- _WORK INSTRUCTION_:
Lines before the one containing "Output a JSON" are not copied; that line and every one after it, through the end of the material below, are printed exactly, without pictures.

- _MATERIAL SUPPLIED_:
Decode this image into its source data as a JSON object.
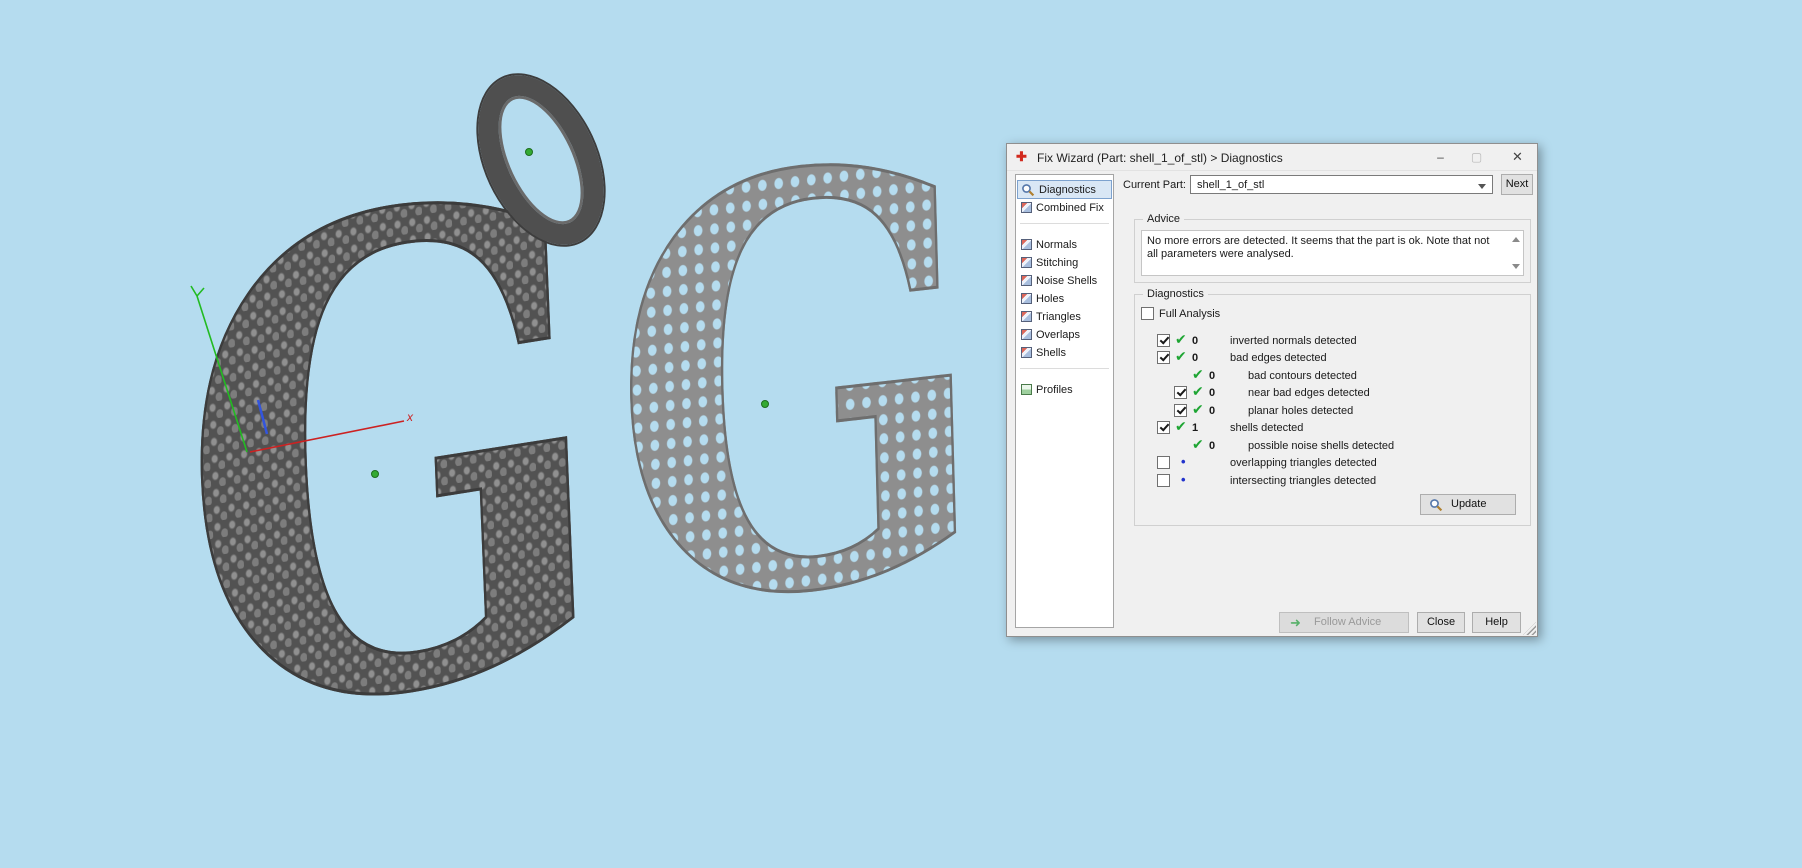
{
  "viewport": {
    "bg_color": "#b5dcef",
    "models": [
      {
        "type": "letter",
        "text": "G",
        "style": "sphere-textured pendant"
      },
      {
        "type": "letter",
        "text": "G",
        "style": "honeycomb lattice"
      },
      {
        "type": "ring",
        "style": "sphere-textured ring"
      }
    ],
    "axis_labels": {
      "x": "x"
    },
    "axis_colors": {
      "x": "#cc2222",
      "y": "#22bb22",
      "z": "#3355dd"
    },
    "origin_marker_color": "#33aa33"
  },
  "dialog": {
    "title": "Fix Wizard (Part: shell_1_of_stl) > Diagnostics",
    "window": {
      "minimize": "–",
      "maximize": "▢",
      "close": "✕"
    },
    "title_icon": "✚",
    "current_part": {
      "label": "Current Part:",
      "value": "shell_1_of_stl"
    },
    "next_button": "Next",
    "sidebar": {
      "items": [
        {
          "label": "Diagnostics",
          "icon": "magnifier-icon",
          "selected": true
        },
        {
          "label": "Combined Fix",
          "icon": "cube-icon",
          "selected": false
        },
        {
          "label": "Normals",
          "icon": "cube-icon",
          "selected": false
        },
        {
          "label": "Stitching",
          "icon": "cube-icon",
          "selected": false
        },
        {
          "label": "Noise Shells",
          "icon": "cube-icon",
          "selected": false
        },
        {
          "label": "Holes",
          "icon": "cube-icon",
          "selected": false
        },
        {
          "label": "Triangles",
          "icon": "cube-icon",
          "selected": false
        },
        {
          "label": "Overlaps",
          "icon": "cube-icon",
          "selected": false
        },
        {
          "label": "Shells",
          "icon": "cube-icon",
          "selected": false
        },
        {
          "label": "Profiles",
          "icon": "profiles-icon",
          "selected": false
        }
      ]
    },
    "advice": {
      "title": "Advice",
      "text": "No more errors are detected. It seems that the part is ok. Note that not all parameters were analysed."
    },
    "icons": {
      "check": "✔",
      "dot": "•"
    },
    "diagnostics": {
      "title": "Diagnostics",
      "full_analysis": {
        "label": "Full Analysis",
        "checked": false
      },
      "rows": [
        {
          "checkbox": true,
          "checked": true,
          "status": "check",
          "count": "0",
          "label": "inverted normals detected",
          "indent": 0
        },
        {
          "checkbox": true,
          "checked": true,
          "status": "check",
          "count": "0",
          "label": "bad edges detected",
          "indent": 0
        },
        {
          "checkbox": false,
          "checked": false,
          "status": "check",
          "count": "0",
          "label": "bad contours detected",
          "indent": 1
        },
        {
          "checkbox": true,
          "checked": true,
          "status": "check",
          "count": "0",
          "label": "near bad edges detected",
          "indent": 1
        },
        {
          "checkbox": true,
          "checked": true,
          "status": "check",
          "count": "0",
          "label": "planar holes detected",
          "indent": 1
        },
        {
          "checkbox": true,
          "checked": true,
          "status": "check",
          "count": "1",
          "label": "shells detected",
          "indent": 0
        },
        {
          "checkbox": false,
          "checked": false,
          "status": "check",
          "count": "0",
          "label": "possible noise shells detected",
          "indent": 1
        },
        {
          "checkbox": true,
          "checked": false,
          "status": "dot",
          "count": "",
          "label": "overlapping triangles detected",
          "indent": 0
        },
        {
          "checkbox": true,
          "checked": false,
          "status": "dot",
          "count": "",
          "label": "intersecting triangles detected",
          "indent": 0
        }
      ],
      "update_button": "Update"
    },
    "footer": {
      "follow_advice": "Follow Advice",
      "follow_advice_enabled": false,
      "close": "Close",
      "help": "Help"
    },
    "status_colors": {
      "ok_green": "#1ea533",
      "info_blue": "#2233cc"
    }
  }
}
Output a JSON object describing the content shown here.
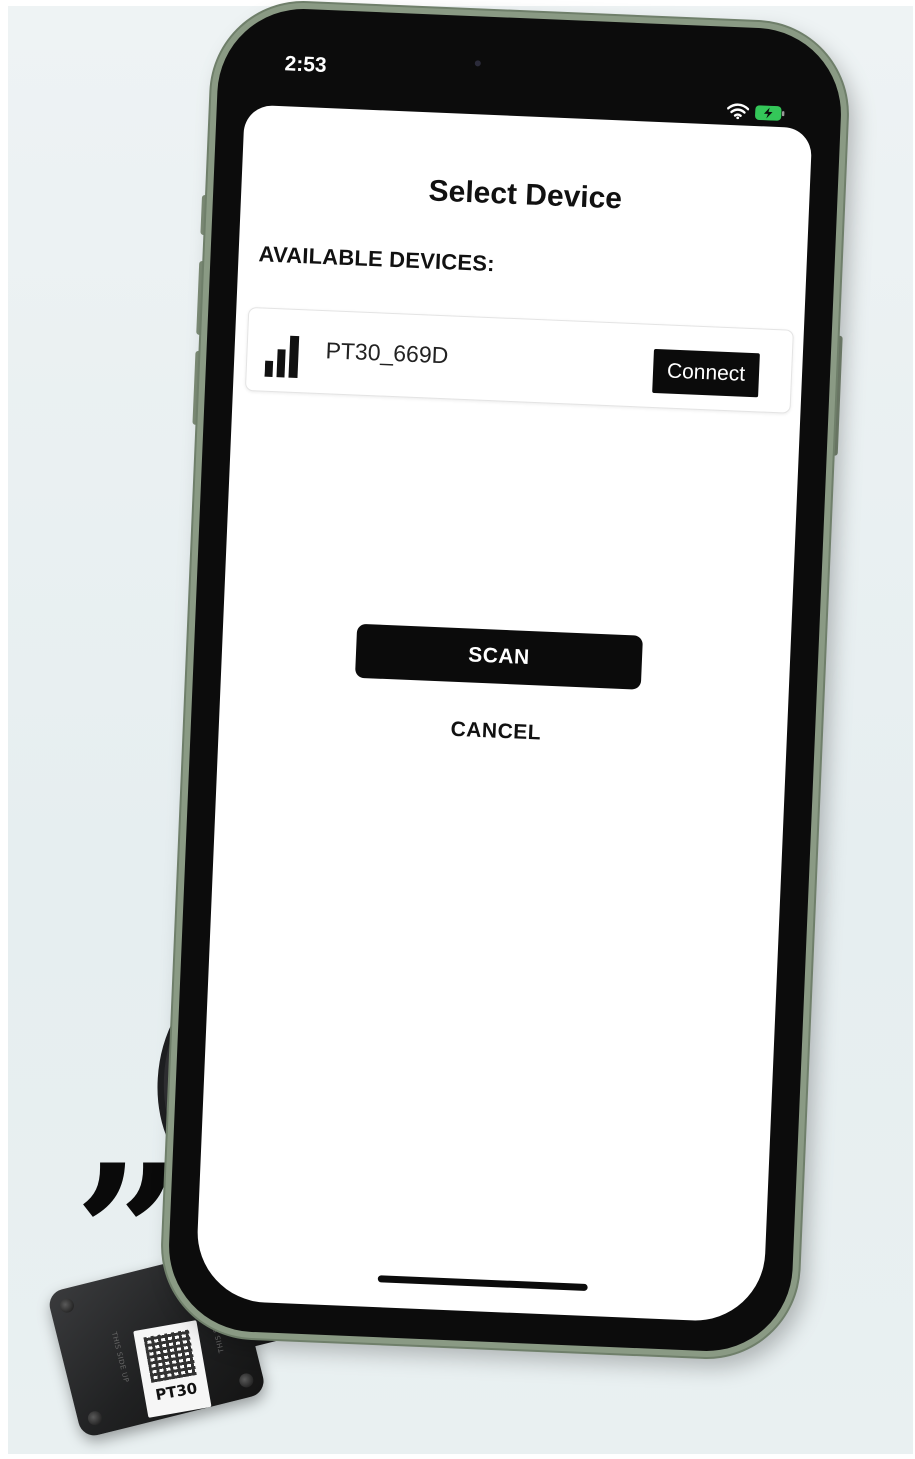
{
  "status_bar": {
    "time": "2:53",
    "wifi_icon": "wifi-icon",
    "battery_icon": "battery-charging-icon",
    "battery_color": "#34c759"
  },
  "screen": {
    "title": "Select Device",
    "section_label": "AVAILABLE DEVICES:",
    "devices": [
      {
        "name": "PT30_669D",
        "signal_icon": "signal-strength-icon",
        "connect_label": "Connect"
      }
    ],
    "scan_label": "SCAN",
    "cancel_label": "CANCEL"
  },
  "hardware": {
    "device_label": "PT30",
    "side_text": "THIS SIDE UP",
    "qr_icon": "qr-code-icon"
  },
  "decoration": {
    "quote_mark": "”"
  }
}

- _YOUR SOLUTION_:
Output a JSON object describing the content shown here.
{
  "status_bar": {
    "time": "2:53",
    "wifi_icon": "wifi-icon",
    "battery_icon": "battery-charging-icon",
    "battery_color": "#34c759"
  },
  "screen": {
    "title": "Select Device",
    "section_label": "AVAILABLE DEVICES:",
    "devices": [
      {
        "name": "PT30_669D",
        "signal_icon": "signal-strength-icon",
        "connect_label": "Connect"
      }
    ],
    "scan_label": "SCAN",
    "cancel_label": "CANCEL"
  },
  "hardware": {
    "device_label": "PT30",
    "side_text": "THIS SIDE UP",
    "qr_icon": "qr-code-icon"
  },
  "decoration": {
    "quote_mark": "”"
  }
}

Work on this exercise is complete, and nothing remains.